§ Data shown
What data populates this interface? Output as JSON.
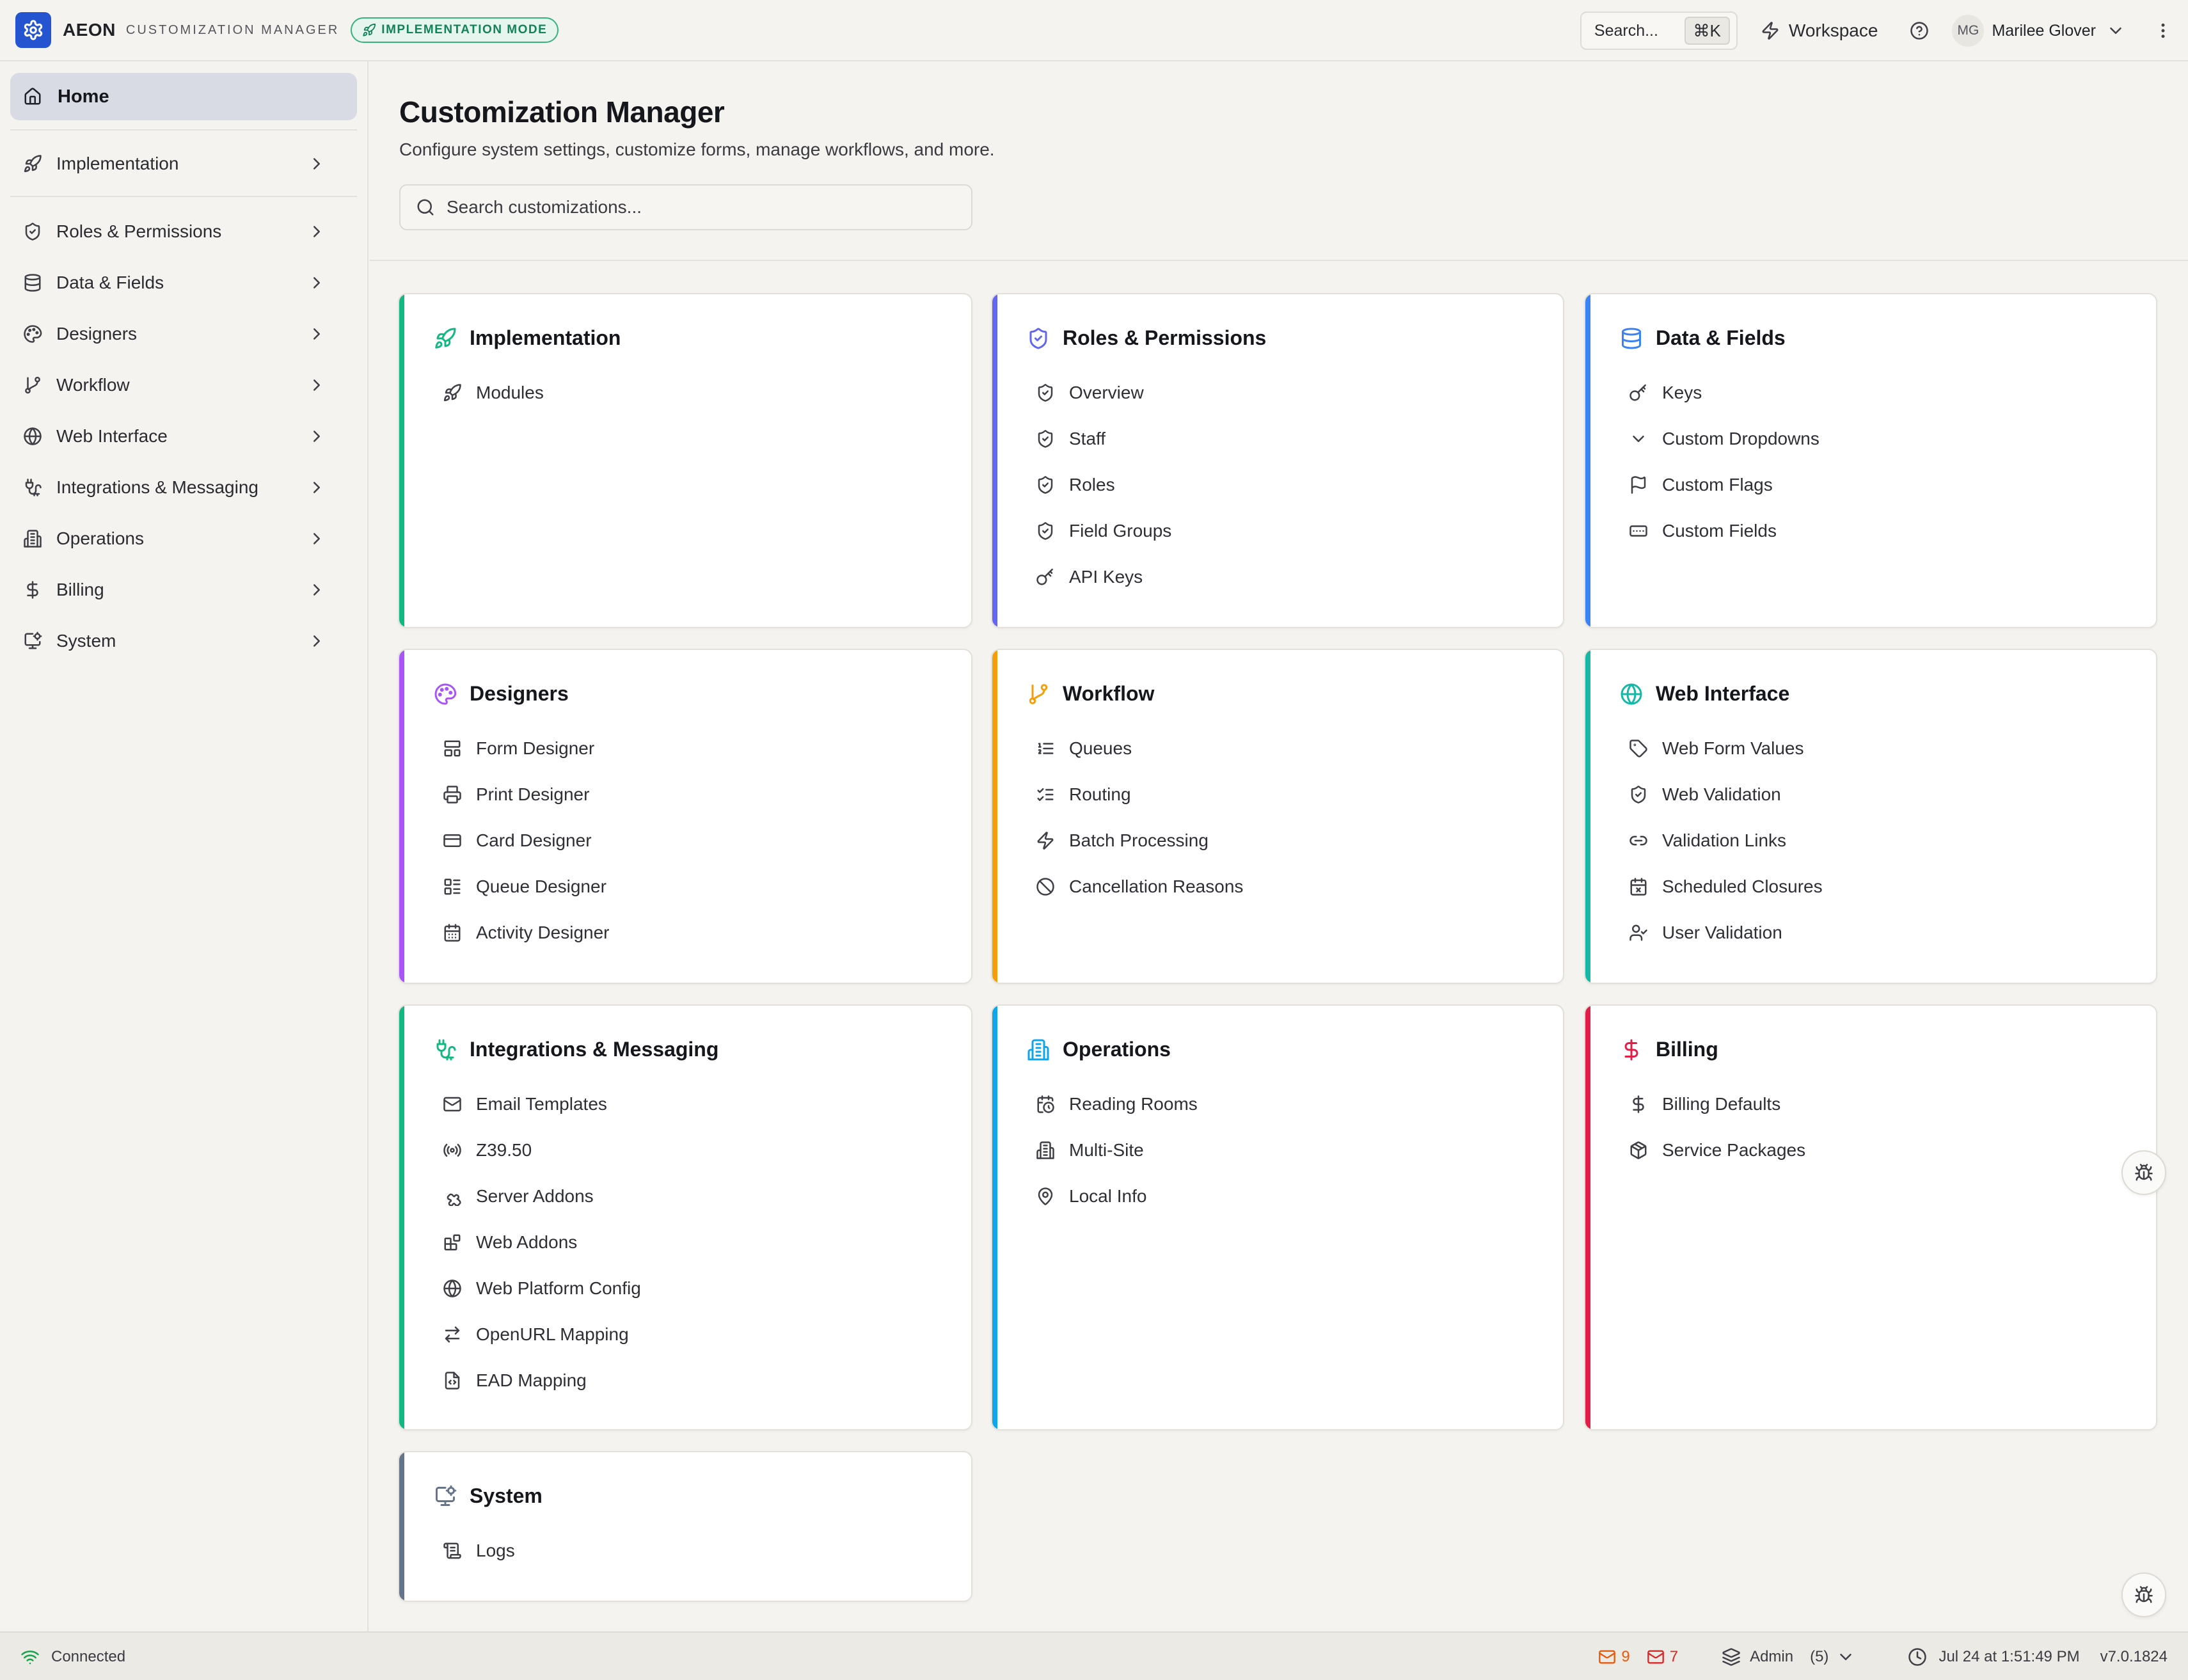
{
  "topbar": {
    "brand": "AEON",
    "subbrand": "CUSTOMIZATION MANAGER",
    "mode_badge": "IMPLEMENTATION MODE",
    "search_label": "Search...",
    "search_shortcut": "⌘K",
    "workspace_label": "Workspace",
    "user_initials": "MG",
    "user_name": "Marilee Glover"
  },
  "sidebar": {
    "home_label": "Home",
    "items": [
      {
        "label": "Implementation",
        "icon": "rocket-icon"
      },
      {
        "label": "Roles & Permissions",
        "icon": "shield-icon"
      },
      {
        "label": "Data & Fields",
        "icon": "database-icon"
      },
      {
        "label": "Designers",
        "icon": "palette-icon"
      },
      {
        "label": "Workflow",
        "icon": "git-branch-icon"
      },
      {
        "label": "Web Interface",
        "icon": "globe-icon"
      },
      {
        "label": "Integrations & Messaging",
        "icon": "plug-icon"
      },
      {
        "label": "Operations",
        "icon": "building-icon"
      },
      {
        "label": "Billing",
        "icon": "dollar-icon"
      },
      {
        "label": "System",
        "icon": "monitor-cog-icon"
      }
    ]
  },
  "main": {
    "title": "Customization Manager",
    "subtitle": "Configure system settings, customize forms, manage workflows, and more.",
    "search_placeholder": "Search customizations..."
  },
  "cards": [
    {
      "title": "Implementation",
      "accent": "#10b981",
      "icon": "rocket-icon",
      "items": [
        {
          "label": "Modules",
          "icon": "rocket-icon"
        }
      ]
    },
    {
      "title": "Roles & Permissions",
      "accent": "#6366f1",
      "icon": "shield-icon",
      "items": [
        {
          "label": "Overview",
          "icon": "shield-icon"
        },
        {
          "label": "Staff",
          "icon": "shield-icon"
        },
        {
          "label": "Roles",
          "icon": "shield-icon"
        },
        {
          "label": "Field Groups",
          "icon": "shield-icon"
        },
        {
          "label": "API Keys",
          "icon": "key-icon"
        }
      ]
    },
    {
      "title": "Data & Fields",
      "accent": "#3b82f6",
      "icon": "database-icon",
      "items": [
        {
          "label": "Keys",
          "icon": "key-icon"
        },
        {
          "label": "Custom Dropdowns",
          "icon": "chevron-down-icon"
        },
        {
          "label": "Custom Flags",
          "icon": "flag-icon"
        },
        {
          "label": "Custom Fields",
          "icon": "textbox-icon"
        }
      ]
    },
    {
      "title": "Designers",
      "accent": "#a855f7",
      "icon": "palette-icon",
      "items": [
        {
          "label": "Form Designer",
          "icon": "layout-icon"
        },
        {
          "label": "Print Designer",
          "icon": "printer-icon"
        },
        {
          "label": "Card Designer",
          "icon": "credit-card-icon"
        },
        {
          "label": "Queue Designer",
          "icon": "list-layout-icon"
        },
        {
          "label": "Activity Designer",
          "icon": "calendar-icon"
        }
      ]
    },
    {
      "title": "Workflow",
      "accent": "#f59e0b",
      "icon": "git-branch-icon",
      "items": [
        {
          "label": "Queues",
          "icon": "list-ordered-icon"
        },
        {
          "label": "Routing",
          "icon": "list-checks-icon"
        },
        {
          "label": "Batch Processing",
          "icon": "zap-icon"
        },
        {
          "label": "Cancellation Reasons",
          "icon": "ban-icon"
        }
      ]
    },
    {
      "title": "Web Interface",
      "accent": "#14b8a6",
      "icon": "globe-icon",
      "items": [
        {
          "label": "Web Form Values",
          "icon": "tag-icon"
        },
        {
          "label": "Web Validation",
          "icon": "shield-icon"
        },
        {
          "label": "Validation Links",
          "icon": "link-icon"
        },
        {
          "label": "Scheduled Closures",
          "icon": "calendar-x-icon"
        },
        {
          "label": "User Validation",
          "icon": "user-check-icon"
        }
      ]
    },
    {
      "title": "Integrations & Messaging",
      "accent": "#10b981",
      "icon": "plug-icon",
      "items": [
        {
          "label": "Email Templates",
          "icon": "mail-icon"
        },
        {
          "label": "Z39.50",
          "icon": "radio-tower-icon"
        },
        {
          "label": "Server Addons",
          "icon": "puzzle-icon"
        },
        {
          "label": "Web Addons",
          "icon": "blocks-icon"
        },
        {
          "label": "Web Platform Config",
          "icon": "globe-icon"
        },
        {
          "label": "OpenURL Mapping",
          "icon": "arrows-swap-icon"
        },
        {
          "label": "EAD Mapping",
          "icon": "file-code-icon"
        }
      ]
    },
    {
      "title": "Operations",
      "accent": "#0ea5e9",
      "icon": "building-icon",
      "items": [
        {
          "label": "Reading Rooms",
          "icon": "calendar-clock-icon"
        },
        {
          "label": "Multi-Site",
          "icon": "building-icon"
        },
        {
          "label": "Local Info",
          "icon": "map-pin-icon"
        }
      ]
    },
    {
      "title": "Billing",
      "accent": "#e11d48",
      "icon": "dollar-icon",
      "items": [
        {
          "label": "Billing Defaults",
          "icon": "dollar-icon"
        },
        {
          "label": "Service Packages",
          "icon": "package-icon"
        }
      ]
    },
    {
      "title": "System",
      "accent": "#64748b",
      "icon": "monitor-cog-icon",
      "items": [
        {
          "label": "Logs",
          "icon": "scroll-icon"
        }
      ]
    }
  ],
  "statusbar": {
    "connection": "Connected",
    "mail_orange_count": "9",
    "mail_red_count": "7",
    "role": "Admin",
    "role_count": "(5)",
    "datetime": "Jul 24 at 1:51:49 PM",
    "version": "v7.0.1824"
  },
  "colors": {
    "brand": "#2554d0",
    "mode_badge": "#12825a",
    "connected": "#16a34a"
  }
}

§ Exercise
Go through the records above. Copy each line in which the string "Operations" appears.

§ Answer to this exercise
        "label": "Operations",
      "title": "Operations",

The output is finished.